The agent is listing a townhome for a short sale. The owner has moved out of the property and the property is now vacant. While the owner was out of the country, the property flooded. Because the owner did not have homeowner’s insurance on the property, the damage has not been fully remediated. There is now mold growing in the townhome. All parties to the real estate transaction are aware of the flooding and the presence of mold. Does the agent have an obligation to disclose the mold to the neighbors who not involved in the real estate transaction?
By law, the agent must disclose everything she knows about the property to all parties to the transaction. However, the agent does not have a legal obligation to disclose the condition of the property to third parties that are not parties to the sales transaction. Notwithstanding, the agent should advise the homeowners’ association about the mold problem in the townhome so that the association can take any actions it deems necessary for the health and safety of other residents in the community.
The purchase contract has just been signed, and the sale of the home is scheduled to close in thirty days. The listing agent has now learned that the seller has just recovered from swine flu.
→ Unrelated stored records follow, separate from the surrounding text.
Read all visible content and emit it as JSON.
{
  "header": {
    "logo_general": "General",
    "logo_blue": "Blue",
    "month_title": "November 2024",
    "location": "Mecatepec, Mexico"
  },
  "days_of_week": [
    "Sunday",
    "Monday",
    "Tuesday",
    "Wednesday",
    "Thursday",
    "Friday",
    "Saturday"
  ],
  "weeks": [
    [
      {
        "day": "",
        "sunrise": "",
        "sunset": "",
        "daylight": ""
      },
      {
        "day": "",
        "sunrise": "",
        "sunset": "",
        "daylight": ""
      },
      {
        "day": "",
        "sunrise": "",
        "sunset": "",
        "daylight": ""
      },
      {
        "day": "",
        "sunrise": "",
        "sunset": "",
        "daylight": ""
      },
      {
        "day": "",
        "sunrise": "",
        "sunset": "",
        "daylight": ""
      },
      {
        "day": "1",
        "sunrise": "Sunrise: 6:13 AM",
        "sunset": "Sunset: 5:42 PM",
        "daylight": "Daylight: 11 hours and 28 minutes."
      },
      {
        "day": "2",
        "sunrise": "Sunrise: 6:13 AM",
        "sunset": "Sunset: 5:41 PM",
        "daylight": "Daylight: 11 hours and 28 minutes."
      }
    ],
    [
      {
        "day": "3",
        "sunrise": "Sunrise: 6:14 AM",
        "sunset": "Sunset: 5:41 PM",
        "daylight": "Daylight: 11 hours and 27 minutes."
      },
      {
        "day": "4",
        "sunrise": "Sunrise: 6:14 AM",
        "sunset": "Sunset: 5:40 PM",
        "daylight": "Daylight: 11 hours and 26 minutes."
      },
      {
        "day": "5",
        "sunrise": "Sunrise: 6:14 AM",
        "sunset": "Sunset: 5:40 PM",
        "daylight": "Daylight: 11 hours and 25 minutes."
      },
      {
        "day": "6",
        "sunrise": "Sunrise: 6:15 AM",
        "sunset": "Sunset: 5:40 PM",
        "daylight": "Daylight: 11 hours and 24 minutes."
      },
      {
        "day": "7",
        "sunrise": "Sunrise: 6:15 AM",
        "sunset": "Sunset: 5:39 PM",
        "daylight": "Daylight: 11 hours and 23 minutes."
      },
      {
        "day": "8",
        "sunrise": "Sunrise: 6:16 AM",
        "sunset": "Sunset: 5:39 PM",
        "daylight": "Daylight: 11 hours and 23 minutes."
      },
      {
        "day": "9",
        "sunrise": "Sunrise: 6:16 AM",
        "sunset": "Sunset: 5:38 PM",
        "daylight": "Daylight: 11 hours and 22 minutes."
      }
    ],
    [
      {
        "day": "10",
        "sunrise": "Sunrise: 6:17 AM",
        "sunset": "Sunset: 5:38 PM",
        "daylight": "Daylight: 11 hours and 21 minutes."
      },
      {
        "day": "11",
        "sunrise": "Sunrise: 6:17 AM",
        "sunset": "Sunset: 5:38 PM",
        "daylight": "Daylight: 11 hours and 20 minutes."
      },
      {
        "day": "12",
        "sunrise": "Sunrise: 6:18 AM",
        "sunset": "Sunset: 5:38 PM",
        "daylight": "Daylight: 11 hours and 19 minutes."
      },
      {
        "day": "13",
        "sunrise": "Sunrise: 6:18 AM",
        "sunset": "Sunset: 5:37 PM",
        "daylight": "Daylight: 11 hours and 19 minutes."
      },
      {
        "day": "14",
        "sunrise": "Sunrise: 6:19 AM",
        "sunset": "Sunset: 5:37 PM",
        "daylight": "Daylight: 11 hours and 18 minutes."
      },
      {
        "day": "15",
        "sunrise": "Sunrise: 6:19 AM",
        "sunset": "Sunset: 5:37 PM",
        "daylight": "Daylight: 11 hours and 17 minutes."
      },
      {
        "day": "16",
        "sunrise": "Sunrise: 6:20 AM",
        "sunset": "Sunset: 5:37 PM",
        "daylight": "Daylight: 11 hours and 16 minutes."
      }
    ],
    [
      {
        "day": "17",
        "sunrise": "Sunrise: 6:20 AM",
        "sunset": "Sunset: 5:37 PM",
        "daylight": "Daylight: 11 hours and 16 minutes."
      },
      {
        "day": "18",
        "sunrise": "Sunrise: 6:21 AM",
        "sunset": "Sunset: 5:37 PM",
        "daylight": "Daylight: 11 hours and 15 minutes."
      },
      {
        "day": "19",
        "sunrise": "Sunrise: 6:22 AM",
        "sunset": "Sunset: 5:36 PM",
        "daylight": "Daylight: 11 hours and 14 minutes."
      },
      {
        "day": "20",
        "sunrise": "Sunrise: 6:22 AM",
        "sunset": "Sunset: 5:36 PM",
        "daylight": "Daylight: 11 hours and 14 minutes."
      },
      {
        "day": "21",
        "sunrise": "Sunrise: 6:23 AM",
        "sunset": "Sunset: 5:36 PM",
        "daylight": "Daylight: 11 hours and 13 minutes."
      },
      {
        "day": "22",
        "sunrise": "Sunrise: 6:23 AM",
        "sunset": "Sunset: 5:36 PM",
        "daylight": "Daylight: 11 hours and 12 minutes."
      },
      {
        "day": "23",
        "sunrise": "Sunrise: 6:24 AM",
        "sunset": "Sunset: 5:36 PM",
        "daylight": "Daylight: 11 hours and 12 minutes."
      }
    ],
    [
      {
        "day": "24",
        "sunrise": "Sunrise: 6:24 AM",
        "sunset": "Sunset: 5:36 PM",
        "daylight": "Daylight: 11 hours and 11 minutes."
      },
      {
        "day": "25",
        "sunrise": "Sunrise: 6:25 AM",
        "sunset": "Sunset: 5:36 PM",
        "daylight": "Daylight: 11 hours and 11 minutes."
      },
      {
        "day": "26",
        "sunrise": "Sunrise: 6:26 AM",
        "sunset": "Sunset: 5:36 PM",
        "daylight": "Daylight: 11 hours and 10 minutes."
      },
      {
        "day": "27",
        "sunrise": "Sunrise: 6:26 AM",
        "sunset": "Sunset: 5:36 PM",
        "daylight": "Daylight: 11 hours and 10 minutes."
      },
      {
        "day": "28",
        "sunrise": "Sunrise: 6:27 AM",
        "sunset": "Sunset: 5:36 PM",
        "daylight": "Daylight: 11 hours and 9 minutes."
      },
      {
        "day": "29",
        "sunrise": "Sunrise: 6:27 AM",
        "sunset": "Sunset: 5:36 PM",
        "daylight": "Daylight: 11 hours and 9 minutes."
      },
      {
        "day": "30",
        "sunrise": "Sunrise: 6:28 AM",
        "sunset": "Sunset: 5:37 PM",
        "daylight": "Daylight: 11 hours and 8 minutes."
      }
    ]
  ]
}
Does the listing agent have the obligation to disclose to the buyer that the seller had swine flu?
Probably not. A.R.S. §32-2156(A)(2) protects a seller and the real estate licensees from failing to disclose HIV/AIDS or “any other disease that is not known to be transmitted through common occupancy of real estate.” This statute probably applies to the disclosure of swine flu because transmittal of the swine flu virus by the touching of an object, such as a table or doorknob, can only last up to eight hours. After the closing of a sale transaction, very rarely is the buyer in the home within eight hours after the seller has vacated the home. Therefore, swine flu is a disease that probably cannot be “transmitted through common occupancy of real estate.” See Centers for Disease Control and Prevention: http://www.cdc.gov/h1n1flu/.
The buyer’s agent represents an LLC in the contemplated transaction. A member of the LLC is the buyer’s agent’s brother. ISSUE: Must this relationship be disclosed?
Yes. The salesperson must disclose to all parties in writing before the parties enter into a binding agreement if the agent’s immediate family has a financial interest in the transaction. See A.A.C. R4-28-1102(E).
Listing agents 1 and 2 (co-listers) represented a seller in the sale of her property. Listing agent 2 initialed section 3 of the Disclosure of Information on Lead-Based Paint and Lead-Based Paint Hazards (Sales) Addendum (the “LBP Addendum”) and delivered it to the buyer. ISSUE: Should both listing agents sign and initial the LBP Addendum?
Yes. Section 3 of the LBP Addendum states AGENT’S ACKNOWLEDGEMENT (Any real estate agent who is to receive compensation from the seller or the listing agent with regard to the transaction contemplated in this disclosure must initial below).
Therefore, both co-listers will need to sign and initial where indicated on the LBP Addendum.
Broker A has a listing that was originally built in 1981. Between 2008 and 2012, the house had extensive remodeling done. As a result, the County Assessor’s Office made a “weighted age adjustment” to the property to reflect a new age of 1990. In the MLS, what year should Broker A list the property as, 1981 or 1990?
Broker A may list the year of the property as 1990, based upon the Assessor’s records. However, Broker A should direct the Seller to disclose the two different years in the SPDS, and explain what occurred. The Buyer should be directed to the Assessor’s Office for any questions.